▶ [What is being asked] Find every line containing the string "bath" in the data below, and report how many there are, with no other words.

(Excerpts from a dataset)
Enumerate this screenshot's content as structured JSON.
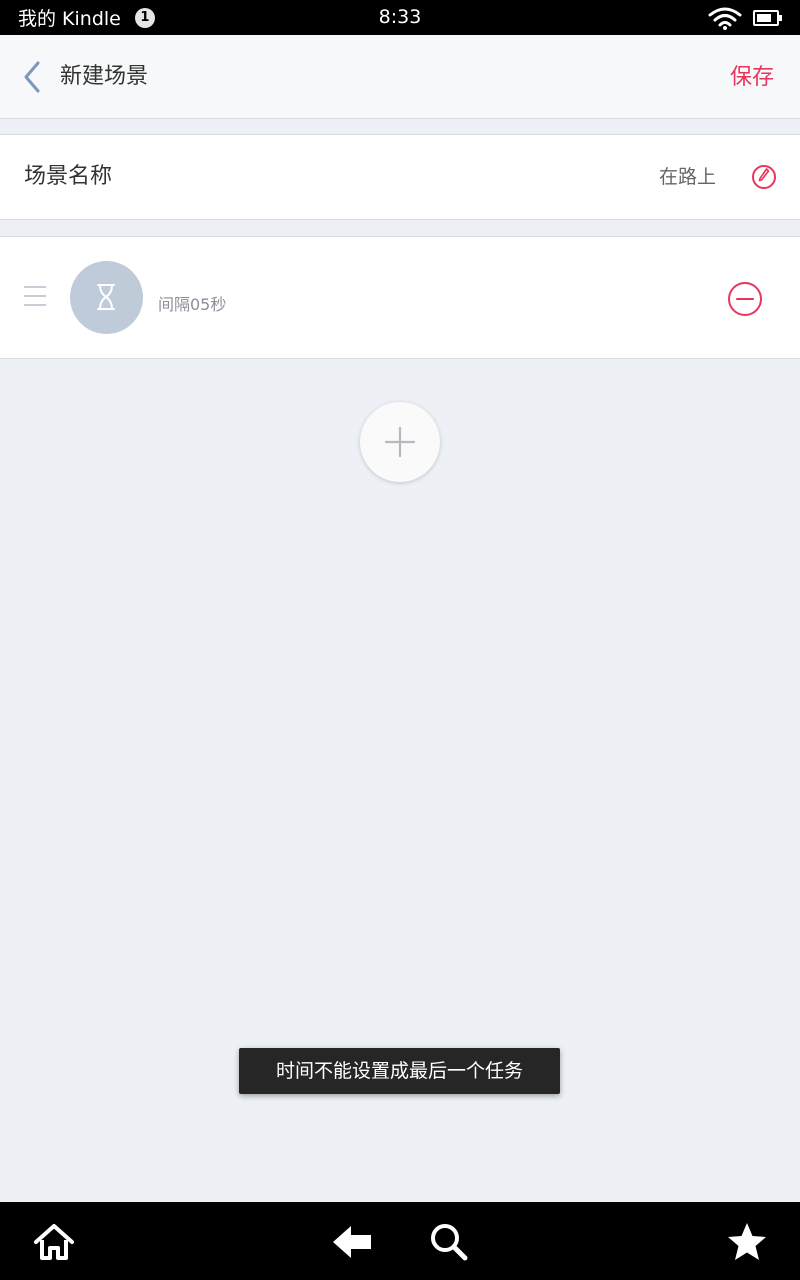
{
  "status_bar": {
    "device_name": "我的 Kindle",
    "notification_count": "1",
    "time": "8:33"
  },
  "header": {
    "title": "新建场景",
    "save_label": "保存"
  },
  "scene_name": {
    "label": "场景名称",
    "value": "在路上"
  },
  "tasks": [
    {
      "icon": "hourglass-icon",
      "label": "间隔05秒"
    }
  ],
  "toast": {
    "message": "时间不能设置成最后一个任务"
  },
  "nav_bar": {
    "items": [
      "home-icon",
      "back-arrow-icon",
      "search-icon",
      "star-icon"
    ]
  },
  "colors": {
    "accent": "#e8355e",
    "background": "#edf0f5",
    "avatar": "#bfcbd9",
    "back_icon": "#7a97bd"
  }
}
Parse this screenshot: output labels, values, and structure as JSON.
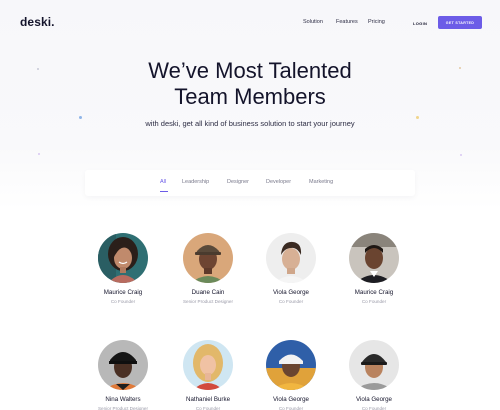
{
  "header": {
    "logo": "deski.",
    "nav": [
      "Solution",
      "Features",
      "Pricing"
    ],
    "login": "LOGIN",
    "cta": "GET STARTED"
  },
  "hero": {
    "title_line1": "We’ve Most Talented",
    "title_line2": "Team Members",
    "subtitle": "with deski, get all kind of business solution to start your journey"
  },
  "tabs": {
    "items": [
      "All",
      "Leadership",
      "Designer",
      "Developer",
      "Marketing"
    ],
    "active": "All"
  },
  "members": [
    {
      "name": "Maurice Craig",
      "role": "Co Founder"
    },
    {
      "name": "Duane Cain",
      "role": "Senior Product Designer"
    },
    {
      "name": "Viola George",
      "role": "Co Founder"
    },
    {
      "name": "Maurice Craig",
      "role": "Co Founder"
    },
    {
      "name": "Nina Walters",
      "role": "Senior Product Designer"
    },
    {
      "name": "Nathaniel Burke",
      "role": "Co Founder"
    },
    {
      "name": "Viola George",
      "role": "Co Founder"
    },
    {
      "name": "Viola George",
      "role": "Co Founder"
    }
  ],
  "colors": {
    "accent": "#6c5ce7",
    "text": "#14142b",
    "muted": "#9a9aa8"
  }
}
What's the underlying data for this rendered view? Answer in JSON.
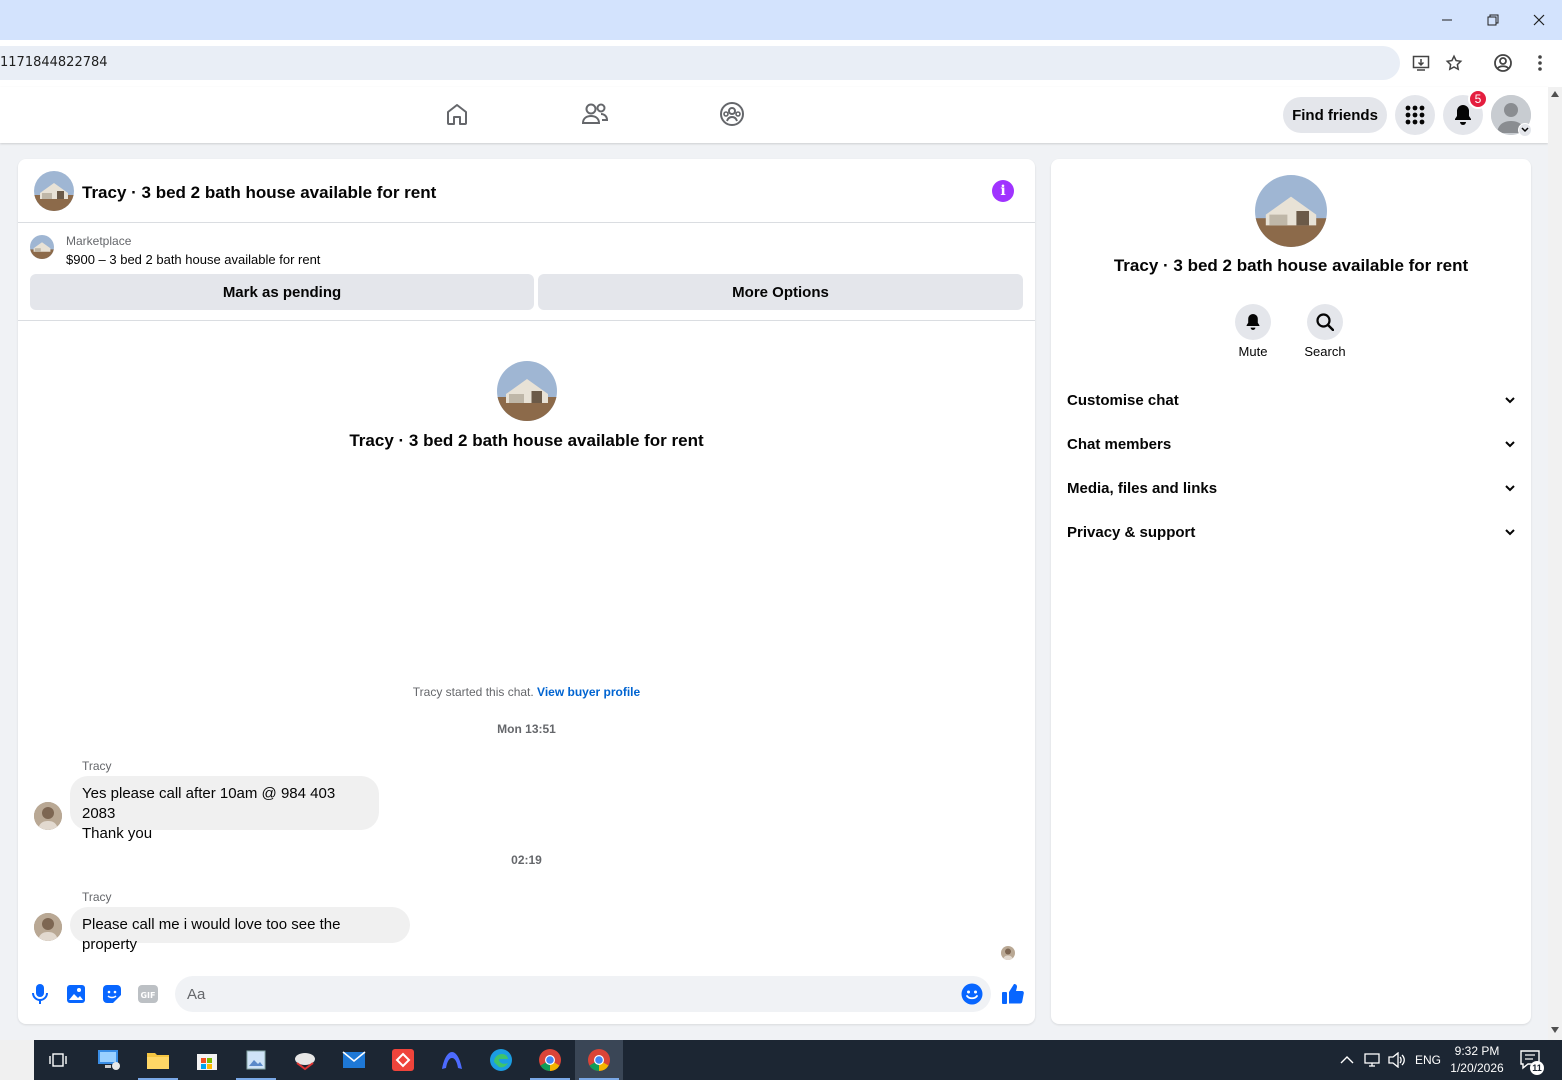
{
  "browser": {
    "url_fragment": "1171844822784"
  },
  "header": {
    "find_friends_label": "Find friends",
    "notification_count": "5"
  },
  "chat": {
    "title": "Tracy · 3 bed 2 bath house available for rent",
    "marketplace_label": "Marketplace",
    "listing_title": "$900 – 3 bed 2 bath house available for rent",
    "mark_pending_label": "Mark as pending",
    "more_options_label": "More Options",
    "center_title": "Tracy · 3 bed 2 bath house available for rent",
    "started_text": "Tracy started this chat. ",
    "view_buyer_profile": "View buyer profile",
    "messages": [
      {
        "timestamp": "Mon 13:51",
        "sender": "Tracy",
        "text": "Yes please call after 10am @ 984 403 2083\n Thank you"
      },
      {
        "timestamp": "02:19",
        "sender": "Tracy",
        "text": "Please call me i would love too see the property"
      }
    ],
    "composer_placeholder": "Aa"
  },
  "right_panel": {
    "title": "Tracy · 3 bed 2 bath house available for rent",
    "actions": [
      {
        "label": "Mute",
        "icon": "bell-icon"
      },
      {
        "label": "Search",
        "icon": "search-icon"
      }
    ],
    "sections": [
      {
        "label": "Customise chat"
      },
      {
        "label": "Chat members"
      },
      {
        "label": "Media, files and links"
      },
      {
        "label": "Privacy & support"
      }
    ]
  },
  "taskbar": {
    "time": "9:32 PM",
    "date": "1/20/2026",
    "language": "ENG",
    "notification_count": "11"
  },
  "colors": {
    "accent_blue": "#0866ff",
    "info_purple": "#a033ff",
    "badge_red": "#e41e3f"
  }
}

▶ [Expected output] 4